== What this task involves ==
For the data below, please report each line where the word "DirectX" is found.

[Data records for software interfaces]
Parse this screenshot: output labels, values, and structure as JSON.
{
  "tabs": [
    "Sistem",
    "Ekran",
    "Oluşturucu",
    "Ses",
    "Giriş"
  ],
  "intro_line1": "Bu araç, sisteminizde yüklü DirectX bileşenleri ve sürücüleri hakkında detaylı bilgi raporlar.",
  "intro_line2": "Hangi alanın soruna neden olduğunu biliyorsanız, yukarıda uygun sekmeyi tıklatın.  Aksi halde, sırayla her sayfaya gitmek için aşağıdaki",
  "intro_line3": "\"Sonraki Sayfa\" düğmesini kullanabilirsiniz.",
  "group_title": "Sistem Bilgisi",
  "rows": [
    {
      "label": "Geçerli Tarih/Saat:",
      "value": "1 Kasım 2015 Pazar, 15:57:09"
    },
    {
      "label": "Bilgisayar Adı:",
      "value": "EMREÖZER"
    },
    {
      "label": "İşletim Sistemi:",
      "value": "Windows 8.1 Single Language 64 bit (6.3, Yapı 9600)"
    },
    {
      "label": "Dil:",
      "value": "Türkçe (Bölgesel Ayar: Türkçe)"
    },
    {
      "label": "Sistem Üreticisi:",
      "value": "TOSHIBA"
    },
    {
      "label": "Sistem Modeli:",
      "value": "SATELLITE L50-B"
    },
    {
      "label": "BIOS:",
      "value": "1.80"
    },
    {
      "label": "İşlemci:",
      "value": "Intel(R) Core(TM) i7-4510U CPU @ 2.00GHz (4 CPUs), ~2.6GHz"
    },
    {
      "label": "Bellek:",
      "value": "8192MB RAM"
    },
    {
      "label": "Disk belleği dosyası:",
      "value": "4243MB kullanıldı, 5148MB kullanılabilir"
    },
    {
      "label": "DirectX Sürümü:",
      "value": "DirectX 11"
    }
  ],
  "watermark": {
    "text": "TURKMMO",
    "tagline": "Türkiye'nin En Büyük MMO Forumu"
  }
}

== Solution for this exercise ==
  "intro_line1": "Bu araç, sisteminizde yüklü DirectX bileşenleri ve sürücüleri hakkında detaylı bilgi raporlar.",
      "label": "DirectX Sürümü:",
      "value": "DirectX 11"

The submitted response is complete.